[Opening Study material section]

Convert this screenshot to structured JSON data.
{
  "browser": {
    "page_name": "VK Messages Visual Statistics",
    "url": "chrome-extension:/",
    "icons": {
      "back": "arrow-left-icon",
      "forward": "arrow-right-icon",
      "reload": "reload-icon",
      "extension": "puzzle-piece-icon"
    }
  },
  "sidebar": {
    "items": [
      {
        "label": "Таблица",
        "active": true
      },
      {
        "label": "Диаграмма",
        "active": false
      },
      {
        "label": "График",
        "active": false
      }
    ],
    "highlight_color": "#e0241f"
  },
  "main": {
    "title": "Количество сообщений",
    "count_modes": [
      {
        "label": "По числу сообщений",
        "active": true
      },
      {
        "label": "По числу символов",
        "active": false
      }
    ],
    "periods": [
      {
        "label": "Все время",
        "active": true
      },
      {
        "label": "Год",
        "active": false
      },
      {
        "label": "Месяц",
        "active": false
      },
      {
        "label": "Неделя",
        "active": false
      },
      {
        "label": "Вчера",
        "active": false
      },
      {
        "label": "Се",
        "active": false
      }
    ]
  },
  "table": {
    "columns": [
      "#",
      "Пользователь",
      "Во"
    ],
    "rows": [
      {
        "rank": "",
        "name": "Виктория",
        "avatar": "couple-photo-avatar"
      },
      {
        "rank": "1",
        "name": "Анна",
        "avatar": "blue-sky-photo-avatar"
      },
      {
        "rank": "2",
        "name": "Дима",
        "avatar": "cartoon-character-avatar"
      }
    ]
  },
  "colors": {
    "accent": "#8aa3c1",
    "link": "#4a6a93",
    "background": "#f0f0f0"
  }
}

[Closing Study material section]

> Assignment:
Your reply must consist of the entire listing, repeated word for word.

> Answer to the problem:
Convert this screenshot to structured JSON data.
{
  "browser": {
    "page_name": "VK Messages Visual Statistics",
    "url": "chrome-extension:/",
    "icons": {
      "back": "arrow-left-icon",
      "forward": "arrow-right-icon",
      "reload": "reload-icon",
      "extension": "puzzle-piece-icon"
    }
  },
  "sidebar": {
    "items": [
      {
        "label": "Таблица",
        "active": true
      },
      {
        "label": "Диаграмма",
        "active": false
      },
      {
        "label": "График",
        "active": false
      }
    ],
    "highlight_color": "#e0241f"
  },
  "main": {
    "title": "Количество сообщений",
    "count_modes": [
      {
        "label": "По числу сообщений",
        "active": true
      },
      {
        "label": "По числу символов",
        "active": false
      }
    ],
    "periods": [
      {
        "label": "Все время",
        "active": true
      },
      {
        "label": "Год",
        "active": false
      },
      {
        "label": "Месяц",
        "active": false
      },
      {
        "label": "Неделя",
        "active": false
      },
      {
        "label": "Вчера",
        "active": false
      },
      {
        "label": "Се",
        "active": false
      }
    ]
  },
  "table": {
    "columns": [
      "#",
      "Пользователь",
      "Во"
    ],
    "rows": [
      {
        "rank": "",
        "name": "Виктория",
        "avatar": "couple-photo-avatar"
      },
      {
        "rank": "1",
        "name": "Анна",
        "avatar": "blue-sky-photo-avatar"
      },
      {
        "rank": "2",
        "name": "Дима",
        "avatar": "cartoon-character-avatar"
      }
    ]
  },
  "colors": {
    "accent": "#8aa3c1",
    "link": "#4a6a93",
    "background": "#f0f0f0"
  }
}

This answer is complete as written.